Utilizing an Emporium Course Design to Improve Calculus Readiness of Engineering Students ABSTRACT The intervention has targeted incoming students in Engineering and Computer Sciencedegrees. Participating students were selected who had a record of participation in Pre-Calculus classes in high school, but who had not demonstrated their readiness to take Calcu-lus, as measured by placement tests and existing credit. The course design uses an emporiummethod, specifically the Assessment and Learning in Knowledge Spaces (ALEKS) software,in a computer lab to deliver to students an intensive program of mathematical practice andexploration. The course design is meant to take advantage of students? existing knowledge,rewarding them for it in fact, and focus them on specific Algebra and Trigonometry topicsin which they need more practice and one-on-one instruction [1, 2]. The purpose of this activity is to accelerate the Calculus preparedness for a subset ofstudents held back due to standardized test scores and perhaps limited mastery of the prereq-uisite content. The benefits are improved engineering readiness, reduced time-to-graduation,and improved performance in gatekeeper courses. To maintain student interest, and connect the problems and topics they are working indetail on, we included in the course cooperative activities with engineering problems asso-ciated with railway safety and transportation; making use of tours of existing laboratoriesand experimental apparatuses. This combination of a problem focused course, tailored toindividual student?s needs and experiences, emphasizing mastery, and then motivated bydirect connections to current engineering problems and research is providing for an impor-tant improvement in the engineering degree experience for a subset of students who wouldtraditionally be at a disadvantage in their program.References[1] Twigg, C. A. (2011, May-June). The Math Emporium: Higher Education’s Silver Bullet. Change: The Magazine of Higher Learning.[2] Fine, A., Duggan, M., & Braddy, L. (2009). Removing remediation requirements: Effec- tiveness of intervention programs. PRIMUS, 19(5), 433?446.
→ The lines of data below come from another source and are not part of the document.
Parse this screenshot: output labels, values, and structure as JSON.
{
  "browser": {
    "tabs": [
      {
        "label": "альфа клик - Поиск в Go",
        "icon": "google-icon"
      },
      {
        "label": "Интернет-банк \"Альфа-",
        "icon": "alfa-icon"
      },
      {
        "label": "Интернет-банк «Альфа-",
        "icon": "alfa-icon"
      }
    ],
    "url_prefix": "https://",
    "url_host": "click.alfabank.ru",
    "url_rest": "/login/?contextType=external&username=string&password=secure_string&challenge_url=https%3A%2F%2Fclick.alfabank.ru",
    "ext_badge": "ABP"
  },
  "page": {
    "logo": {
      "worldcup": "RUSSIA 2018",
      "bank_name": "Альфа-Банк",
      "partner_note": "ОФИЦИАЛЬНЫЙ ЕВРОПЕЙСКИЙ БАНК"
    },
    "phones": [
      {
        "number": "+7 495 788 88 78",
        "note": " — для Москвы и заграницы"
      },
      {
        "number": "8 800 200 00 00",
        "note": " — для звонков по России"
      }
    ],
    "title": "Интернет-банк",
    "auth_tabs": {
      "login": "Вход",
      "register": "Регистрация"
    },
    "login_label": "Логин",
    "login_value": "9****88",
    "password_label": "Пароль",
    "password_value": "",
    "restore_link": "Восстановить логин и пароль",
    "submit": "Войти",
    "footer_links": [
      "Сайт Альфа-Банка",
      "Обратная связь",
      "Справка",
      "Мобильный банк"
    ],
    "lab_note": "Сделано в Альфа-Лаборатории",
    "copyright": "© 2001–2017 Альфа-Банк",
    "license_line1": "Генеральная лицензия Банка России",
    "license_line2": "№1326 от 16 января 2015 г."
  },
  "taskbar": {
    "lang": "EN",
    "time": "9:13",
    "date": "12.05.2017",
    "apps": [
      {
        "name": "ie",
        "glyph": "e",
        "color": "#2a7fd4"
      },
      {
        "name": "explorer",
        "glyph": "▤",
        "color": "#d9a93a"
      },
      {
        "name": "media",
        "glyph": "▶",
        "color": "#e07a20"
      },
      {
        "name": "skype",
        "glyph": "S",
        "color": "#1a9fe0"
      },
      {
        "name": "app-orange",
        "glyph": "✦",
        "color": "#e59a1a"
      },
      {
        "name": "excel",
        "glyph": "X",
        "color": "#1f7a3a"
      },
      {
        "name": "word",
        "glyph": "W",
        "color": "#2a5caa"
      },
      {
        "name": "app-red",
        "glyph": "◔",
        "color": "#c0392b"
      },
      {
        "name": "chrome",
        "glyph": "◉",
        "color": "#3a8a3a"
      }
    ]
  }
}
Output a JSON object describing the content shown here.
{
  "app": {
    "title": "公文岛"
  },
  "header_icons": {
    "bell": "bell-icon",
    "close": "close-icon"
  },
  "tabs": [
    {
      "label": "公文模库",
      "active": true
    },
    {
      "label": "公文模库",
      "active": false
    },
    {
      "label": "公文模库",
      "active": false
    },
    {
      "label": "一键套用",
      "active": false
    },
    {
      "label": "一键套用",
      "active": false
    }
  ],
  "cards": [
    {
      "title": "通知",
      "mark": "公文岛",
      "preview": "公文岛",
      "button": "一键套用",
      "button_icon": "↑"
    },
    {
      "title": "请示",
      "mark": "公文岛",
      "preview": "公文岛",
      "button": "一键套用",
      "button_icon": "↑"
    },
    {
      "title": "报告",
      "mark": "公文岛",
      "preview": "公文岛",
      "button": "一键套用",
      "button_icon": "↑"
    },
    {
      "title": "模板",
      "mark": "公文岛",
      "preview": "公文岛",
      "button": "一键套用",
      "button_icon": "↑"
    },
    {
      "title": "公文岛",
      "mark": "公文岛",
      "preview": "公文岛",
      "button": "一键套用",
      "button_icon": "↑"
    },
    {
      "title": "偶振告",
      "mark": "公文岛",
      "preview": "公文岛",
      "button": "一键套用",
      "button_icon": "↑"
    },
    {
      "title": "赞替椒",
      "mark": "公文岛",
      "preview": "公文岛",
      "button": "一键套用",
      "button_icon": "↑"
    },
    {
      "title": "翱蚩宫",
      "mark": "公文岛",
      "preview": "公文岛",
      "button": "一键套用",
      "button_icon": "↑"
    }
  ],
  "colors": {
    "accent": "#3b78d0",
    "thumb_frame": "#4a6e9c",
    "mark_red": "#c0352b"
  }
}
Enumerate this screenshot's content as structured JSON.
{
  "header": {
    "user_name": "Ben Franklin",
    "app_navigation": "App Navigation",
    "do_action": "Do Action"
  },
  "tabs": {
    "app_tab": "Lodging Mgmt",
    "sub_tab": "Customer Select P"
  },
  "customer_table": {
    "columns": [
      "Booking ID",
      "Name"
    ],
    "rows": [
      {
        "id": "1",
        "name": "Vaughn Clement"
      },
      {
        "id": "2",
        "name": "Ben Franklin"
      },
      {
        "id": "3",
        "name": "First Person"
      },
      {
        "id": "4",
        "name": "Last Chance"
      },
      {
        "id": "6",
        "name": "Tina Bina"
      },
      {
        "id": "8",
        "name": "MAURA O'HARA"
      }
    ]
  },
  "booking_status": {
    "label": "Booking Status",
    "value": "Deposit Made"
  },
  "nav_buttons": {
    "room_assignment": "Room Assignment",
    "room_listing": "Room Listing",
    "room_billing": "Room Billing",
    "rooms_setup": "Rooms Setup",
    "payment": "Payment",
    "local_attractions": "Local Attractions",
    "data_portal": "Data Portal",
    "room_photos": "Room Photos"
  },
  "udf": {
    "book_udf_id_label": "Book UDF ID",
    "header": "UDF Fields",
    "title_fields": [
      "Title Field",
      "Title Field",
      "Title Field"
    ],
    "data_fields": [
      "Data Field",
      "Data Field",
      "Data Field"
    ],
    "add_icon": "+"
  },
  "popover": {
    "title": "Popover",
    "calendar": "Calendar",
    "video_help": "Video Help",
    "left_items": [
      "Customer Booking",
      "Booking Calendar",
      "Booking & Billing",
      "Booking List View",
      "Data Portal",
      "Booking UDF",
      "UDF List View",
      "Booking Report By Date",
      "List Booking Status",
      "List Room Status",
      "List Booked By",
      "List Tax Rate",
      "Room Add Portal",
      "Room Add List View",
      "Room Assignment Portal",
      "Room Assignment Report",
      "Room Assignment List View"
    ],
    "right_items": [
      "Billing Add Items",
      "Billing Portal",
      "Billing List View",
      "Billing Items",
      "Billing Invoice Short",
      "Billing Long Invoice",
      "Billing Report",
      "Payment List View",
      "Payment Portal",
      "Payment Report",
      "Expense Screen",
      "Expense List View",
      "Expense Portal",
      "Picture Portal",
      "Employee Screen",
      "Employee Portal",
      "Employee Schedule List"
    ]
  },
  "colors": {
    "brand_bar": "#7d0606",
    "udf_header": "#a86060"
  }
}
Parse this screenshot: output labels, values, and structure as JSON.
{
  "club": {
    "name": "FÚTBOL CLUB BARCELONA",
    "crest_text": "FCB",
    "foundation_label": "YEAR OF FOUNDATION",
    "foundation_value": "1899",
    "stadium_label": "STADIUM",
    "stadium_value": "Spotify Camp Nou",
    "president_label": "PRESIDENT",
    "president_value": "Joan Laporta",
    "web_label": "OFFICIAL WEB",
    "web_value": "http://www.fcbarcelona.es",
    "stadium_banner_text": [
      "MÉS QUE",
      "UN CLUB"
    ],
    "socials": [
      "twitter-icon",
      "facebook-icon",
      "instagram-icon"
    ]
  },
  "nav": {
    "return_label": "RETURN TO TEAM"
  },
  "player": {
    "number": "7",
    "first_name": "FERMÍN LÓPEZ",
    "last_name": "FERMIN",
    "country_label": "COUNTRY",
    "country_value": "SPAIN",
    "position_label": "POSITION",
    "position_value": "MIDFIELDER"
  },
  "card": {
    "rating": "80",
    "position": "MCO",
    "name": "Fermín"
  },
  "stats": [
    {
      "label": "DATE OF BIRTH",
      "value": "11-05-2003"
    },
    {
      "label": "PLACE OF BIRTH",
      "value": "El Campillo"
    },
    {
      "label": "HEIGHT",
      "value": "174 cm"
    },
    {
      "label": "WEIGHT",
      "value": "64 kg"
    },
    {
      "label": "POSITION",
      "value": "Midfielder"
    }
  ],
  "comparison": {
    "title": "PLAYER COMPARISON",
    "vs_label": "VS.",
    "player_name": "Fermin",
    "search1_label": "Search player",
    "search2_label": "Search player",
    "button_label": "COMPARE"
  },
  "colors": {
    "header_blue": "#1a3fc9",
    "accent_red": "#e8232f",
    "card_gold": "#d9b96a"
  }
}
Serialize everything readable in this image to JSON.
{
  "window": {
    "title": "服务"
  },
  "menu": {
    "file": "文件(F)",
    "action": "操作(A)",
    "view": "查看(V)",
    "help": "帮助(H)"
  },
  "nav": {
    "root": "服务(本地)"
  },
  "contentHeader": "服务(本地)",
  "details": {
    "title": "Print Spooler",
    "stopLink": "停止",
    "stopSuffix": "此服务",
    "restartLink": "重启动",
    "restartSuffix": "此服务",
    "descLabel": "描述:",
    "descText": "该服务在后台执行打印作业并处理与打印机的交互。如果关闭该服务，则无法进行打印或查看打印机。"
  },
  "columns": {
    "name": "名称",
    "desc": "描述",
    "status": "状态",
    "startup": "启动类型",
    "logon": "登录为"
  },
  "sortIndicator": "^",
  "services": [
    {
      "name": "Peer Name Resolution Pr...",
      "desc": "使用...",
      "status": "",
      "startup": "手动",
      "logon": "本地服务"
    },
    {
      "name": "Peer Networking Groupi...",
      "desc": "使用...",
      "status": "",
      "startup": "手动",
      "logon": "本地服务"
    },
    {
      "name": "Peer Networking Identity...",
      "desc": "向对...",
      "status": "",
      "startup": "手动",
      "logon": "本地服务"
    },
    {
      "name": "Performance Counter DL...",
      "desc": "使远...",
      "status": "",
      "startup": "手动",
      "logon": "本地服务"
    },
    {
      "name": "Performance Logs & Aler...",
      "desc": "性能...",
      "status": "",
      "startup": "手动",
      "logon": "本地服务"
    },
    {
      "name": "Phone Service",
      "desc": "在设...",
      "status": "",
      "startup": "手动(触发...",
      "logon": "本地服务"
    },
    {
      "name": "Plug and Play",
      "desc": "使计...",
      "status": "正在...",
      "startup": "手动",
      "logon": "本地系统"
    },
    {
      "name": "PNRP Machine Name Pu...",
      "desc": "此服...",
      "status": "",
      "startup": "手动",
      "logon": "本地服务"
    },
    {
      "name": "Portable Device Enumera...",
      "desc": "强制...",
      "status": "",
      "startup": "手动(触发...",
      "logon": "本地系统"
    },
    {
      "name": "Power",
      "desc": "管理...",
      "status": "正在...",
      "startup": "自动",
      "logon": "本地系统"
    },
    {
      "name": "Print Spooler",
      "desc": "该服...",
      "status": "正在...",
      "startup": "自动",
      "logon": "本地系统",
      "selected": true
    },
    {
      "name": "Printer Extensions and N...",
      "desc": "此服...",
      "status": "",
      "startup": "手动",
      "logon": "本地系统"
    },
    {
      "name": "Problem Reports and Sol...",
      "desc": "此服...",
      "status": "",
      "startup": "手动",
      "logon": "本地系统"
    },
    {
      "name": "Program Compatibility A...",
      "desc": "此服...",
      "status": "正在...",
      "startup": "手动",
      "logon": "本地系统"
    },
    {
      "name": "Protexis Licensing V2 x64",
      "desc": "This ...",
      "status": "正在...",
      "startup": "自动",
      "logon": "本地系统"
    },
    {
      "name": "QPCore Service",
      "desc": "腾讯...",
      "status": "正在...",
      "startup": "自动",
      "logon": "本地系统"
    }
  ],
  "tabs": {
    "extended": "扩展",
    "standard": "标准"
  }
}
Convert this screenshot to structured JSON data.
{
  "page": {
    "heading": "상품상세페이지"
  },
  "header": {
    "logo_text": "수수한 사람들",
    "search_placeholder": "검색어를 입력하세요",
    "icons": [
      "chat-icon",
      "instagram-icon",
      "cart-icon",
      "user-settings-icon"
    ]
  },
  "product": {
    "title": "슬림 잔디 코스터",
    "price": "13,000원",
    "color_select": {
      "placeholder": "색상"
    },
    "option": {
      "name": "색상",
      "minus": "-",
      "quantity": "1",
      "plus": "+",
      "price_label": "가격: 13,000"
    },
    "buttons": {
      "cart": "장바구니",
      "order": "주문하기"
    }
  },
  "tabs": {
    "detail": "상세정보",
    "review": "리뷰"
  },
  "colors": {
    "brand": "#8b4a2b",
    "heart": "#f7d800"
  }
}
Pierce, V. U., & Kypuros, J. A. (2015, June), Utilizing an Emporium Course Design to Improve Calculus Readiness of Engineering Students Paper presented at 2015 ASEE Annual Conference & Exposition, Seattle, Washington. 10.18260/p.25028

ASEE holds the copyright on this document. It may be read by the public free of charge. Authors may archive their work on personal websites or in institutional repositories with the following citation: © 2015 American Society for Engineering Education. Other scholars may excerpt or quote from these materials with the same citation. When excerpting or quoting from Conference Proceedings, authors should, in addition to noting the ASEE copyright, list all the original authors and their institutions and name the host city of the conference. - Last updated April 1, 2015